Federal Finance Minister Bill Morneau announced another change Thursday to his controversial tax proposals to address the concerns of farmers and fishers.
Morneau made the announcement at a farm alongside Agriculture Minister Lawrence MacAulay in Erinsville, Ontario
Morneau said the government is abandoning the proposed tax reform that would have restricted the conversion of income into capital gains.
This was the proposal that would have made it more difficult for farmers and other business owners to pass on their businesses to their children.
Proposed reforms had raised fears they could add significant costs for some business owners who hope to keep certain types of businesses — like farms — in the family.

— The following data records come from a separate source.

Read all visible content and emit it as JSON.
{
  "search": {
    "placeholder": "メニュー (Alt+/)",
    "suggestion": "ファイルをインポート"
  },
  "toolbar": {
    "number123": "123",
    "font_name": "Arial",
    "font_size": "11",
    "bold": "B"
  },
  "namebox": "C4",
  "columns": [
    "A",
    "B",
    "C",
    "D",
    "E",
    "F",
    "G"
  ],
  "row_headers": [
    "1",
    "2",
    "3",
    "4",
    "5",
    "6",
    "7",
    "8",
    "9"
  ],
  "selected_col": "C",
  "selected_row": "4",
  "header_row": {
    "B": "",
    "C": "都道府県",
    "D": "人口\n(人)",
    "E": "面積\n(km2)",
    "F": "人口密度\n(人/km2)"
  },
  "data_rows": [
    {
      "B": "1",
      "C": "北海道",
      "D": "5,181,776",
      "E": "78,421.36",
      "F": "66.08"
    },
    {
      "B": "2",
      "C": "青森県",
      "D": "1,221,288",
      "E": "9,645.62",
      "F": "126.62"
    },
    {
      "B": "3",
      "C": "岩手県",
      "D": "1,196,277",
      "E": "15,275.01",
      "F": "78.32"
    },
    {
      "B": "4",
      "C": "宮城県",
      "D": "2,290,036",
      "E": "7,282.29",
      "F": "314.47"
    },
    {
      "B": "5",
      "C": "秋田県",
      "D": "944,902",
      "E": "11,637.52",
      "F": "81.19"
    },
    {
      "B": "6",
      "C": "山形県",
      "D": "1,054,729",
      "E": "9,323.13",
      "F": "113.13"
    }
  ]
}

The federal government’s initial announcement to ‘passive investment’ received a lukewarm response from Saskatchewan’s agriculture sector.
Finance Minister Bill Mourneau had said a threshold of 50-thousand dollars of passive income investment could be sheltered each year.
Todd Lewis, the President of the Agricultural Producers Association of Saskatchewan said 50-thousand seemed low for investments in agriculture.
“Just a first blush, the 50-thousand maybe seems a little low for most agriculture operations, but Mr Mourneau says he is going to listen to what farmers have to say and he’s heard a lot and hopefully he keeps listening to it,” Lewis said on Wednesday.
Morneau has already said he’s listened to the worries and technical fixes were likely on the way to address the issue.
Earlier this week, the government also ditched another proposed measure that would have had a negative impact on the intergenerational transfer of family businesses.
Morneau also announced this week he will scale back a proposal to crack down on passive investment income, which was one of the most contentious elements of his plan.
The Liberals are continuing their week-long effort to adjust the proposals in hopes of calming angry entrepreneurs, doctors, farmers, tax experts and Liberal backbench MPs.
(With files from CJWW, CP, Jim Smalley)